Stored items:
§ §

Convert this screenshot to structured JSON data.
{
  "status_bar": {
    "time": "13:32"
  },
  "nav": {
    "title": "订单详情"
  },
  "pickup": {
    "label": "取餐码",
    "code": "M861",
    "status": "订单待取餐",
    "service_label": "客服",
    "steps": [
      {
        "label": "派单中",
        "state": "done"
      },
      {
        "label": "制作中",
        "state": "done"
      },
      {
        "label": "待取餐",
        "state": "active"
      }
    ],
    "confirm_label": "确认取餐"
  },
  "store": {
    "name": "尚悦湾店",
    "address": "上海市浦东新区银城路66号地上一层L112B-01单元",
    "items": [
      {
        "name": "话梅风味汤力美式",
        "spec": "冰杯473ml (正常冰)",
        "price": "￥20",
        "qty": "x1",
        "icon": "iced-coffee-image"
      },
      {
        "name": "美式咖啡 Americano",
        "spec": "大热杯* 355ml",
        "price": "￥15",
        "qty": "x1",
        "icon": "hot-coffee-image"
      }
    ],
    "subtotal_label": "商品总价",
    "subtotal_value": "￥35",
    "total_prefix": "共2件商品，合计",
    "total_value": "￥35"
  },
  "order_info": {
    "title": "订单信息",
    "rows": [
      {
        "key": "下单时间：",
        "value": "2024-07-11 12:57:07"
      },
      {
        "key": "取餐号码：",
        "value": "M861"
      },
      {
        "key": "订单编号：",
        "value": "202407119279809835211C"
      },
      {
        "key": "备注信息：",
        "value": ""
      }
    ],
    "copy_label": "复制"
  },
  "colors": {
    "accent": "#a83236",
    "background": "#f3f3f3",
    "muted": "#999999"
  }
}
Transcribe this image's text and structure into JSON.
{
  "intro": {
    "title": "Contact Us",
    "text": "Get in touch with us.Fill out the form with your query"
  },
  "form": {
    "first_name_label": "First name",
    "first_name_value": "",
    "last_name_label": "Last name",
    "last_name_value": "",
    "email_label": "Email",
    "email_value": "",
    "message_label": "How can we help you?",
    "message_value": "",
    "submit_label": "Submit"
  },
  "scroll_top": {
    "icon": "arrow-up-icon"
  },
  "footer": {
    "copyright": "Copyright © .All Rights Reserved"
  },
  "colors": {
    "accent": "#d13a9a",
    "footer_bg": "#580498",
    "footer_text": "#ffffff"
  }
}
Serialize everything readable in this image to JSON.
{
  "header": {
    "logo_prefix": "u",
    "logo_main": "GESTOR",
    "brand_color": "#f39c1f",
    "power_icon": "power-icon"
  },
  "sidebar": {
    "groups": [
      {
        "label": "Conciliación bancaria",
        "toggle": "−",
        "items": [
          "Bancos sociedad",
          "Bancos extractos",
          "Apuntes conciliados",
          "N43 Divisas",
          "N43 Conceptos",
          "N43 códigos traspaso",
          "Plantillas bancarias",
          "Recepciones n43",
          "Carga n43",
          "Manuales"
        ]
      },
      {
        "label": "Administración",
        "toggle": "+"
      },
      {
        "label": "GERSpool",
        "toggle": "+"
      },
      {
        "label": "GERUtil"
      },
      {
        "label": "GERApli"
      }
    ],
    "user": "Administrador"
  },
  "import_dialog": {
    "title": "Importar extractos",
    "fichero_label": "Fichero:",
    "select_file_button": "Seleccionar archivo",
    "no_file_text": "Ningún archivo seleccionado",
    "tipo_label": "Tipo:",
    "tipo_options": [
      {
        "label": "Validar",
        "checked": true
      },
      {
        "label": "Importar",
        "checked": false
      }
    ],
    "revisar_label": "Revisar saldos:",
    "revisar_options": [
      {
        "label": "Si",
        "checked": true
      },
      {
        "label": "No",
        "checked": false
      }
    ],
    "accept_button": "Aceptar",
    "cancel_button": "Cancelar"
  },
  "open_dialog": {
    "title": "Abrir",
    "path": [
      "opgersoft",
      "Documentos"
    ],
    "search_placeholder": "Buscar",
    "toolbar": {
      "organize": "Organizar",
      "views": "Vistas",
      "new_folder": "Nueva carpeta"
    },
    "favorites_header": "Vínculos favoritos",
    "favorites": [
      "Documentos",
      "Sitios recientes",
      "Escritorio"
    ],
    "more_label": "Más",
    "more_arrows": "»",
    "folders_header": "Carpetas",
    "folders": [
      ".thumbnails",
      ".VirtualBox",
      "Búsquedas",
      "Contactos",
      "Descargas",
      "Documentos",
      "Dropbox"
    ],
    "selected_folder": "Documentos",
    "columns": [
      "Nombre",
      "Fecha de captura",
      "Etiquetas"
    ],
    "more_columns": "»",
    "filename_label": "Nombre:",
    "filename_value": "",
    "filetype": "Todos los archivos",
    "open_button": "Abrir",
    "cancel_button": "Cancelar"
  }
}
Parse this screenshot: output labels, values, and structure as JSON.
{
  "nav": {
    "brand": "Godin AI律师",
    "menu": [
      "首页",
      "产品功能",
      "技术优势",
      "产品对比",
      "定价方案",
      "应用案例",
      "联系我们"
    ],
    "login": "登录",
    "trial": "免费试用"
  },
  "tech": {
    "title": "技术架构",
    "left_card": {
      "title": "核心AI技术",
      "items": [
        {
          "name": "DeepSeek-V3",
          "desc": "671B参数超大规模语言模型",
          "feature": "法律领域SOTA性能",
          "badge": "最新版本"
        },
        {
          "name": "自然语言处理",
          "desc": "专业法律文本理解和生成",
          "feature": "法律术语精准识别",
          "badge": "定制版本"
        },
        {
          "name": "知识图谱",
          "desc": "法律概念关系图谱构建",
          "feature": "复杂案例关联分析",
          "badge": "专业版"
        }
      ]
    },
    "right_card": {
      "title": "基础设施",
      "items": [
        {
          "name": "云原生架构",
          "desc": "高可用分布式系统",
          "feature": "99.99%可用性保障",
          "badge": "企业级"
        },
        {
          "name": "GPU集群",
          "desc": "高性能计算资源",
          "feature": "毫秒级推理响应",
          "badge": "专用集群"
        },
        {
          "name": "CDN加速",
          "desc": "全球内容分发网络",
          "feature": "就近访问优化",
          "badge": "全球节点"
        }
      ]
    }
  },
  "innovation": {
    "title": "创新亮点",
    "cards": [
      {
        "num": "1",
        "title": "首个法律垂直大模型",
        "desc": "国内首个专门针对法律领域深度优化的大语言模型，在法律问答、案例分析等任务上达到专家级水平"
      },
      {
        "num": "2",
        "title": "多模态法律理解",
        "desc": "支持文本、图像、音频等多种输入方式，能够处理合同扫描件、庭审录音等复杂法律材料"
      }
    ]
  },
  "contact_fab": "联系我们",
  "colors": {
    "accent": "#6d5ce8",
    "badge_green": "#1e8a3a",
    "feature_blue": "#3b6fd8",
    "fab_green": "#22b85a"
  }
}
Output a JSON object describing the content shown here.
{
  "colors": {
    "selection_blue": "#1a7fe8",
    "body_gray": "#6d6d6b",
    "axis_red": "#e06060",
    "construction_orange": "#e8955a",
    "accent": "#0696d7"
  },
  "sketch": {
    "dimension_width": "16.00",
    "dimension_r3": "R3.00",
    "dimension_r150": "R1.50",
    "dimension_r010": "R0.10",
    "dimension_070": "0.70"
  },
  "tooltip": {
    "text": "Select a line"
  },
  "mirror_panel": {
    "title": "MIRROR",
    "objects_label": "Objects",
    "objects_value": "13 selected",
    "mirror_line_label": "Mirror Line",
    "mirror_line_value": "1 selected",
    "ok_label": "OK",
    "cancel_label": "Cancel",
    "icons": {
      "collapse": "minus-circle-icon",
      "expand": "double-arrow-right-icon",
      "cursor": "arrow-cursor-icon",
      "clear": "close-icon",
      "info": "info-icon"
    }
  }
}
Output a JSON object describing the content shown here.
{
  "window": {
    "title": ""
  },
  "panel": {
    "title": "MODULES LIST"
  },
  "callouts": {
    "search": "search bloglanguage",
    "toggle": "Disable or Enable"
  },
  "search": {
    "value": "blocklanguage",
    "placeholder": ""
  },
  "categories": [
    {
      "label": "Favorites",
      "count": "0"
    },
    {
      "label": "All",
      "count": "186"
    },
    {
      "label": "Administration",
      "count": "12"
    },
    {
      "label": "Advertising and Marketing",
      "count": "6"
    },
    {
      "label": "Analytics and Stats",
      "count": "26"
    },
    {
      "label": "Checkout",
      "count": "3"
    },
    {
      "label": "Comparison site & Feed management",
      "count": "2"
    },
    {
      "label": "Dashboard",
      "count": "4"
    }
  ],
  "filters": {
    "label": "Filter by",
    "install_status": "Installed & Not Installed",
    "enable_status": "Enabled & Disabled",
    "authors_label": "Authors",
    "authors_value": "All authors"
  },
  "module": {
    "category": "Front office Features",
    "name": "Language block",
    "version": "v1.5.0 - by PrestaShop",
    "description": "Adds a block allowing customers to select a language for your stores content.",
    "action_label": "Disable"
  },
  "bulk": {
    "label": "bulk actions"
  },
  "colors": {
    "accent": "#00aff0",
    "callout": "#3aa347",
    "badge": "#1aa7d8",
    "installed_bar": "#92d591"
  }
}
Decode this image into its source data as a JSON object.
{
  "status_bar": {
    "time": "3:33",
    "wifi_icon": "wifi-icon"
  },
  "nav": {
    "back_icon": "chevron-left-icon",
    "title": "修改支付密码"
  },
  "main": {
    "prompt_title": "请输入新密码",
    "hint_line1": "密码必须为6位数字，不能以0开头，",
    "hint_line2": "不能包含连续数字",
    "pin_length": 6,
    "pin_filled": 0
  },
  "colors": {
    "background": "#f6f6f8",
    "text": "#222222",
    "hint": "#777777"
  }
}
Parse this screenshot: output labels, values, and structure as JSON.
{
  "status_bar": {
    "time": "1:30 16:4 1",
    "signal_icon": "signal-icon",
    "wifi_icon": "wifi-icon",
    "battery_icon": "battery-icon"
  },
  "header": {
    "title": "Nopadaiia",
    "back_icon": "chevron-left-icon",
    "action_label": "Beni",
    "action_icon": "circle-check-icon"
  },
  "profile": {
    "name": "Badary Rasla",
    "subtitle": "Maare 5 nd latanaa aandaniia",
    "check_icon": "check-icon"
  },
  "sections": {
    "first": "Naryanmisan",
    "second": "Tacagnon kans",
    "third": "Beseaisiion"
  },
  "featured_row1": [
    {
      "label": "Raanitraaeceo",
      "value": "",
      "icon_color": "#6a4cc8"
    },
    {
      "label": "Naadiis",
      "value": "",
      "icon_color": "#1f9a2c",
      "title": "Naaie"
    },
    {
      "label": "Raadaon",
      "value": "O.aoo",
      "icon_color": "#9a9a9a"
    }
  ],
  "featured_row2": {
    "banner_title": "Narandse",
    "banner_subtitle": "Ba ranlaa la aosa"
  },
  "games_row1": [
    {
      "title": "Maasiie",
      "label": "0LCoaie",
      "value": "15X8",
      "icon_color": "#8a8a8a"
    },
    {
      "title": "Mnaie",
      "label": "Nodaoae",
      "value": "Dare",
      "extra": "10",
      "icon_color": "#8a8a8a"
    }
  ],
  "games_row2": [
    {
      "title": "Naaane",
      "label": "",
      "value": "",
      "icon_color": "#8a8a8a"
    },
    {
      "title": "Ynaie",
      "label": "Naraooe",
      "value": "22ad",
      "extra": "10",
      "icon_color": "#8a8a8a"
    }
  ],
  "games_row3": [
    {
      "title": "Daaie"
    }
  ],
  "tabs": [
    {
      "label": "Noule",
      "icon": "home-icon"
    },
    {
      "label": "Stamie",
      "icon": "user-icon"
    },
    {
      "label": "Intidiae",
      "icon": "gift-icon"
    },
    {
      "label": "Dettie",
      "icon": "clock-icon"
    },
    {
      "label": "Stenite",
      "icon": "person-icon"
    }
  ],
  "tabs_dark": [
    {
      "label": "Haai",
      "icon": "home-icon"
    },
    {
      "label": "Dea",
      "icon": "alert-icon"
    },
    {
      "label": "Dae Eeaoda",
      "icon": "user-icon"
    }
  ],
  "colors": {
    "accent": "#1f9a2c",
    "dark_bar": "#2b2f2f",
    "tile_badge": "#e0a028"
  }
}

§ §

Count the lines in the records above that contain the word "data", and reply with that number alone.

2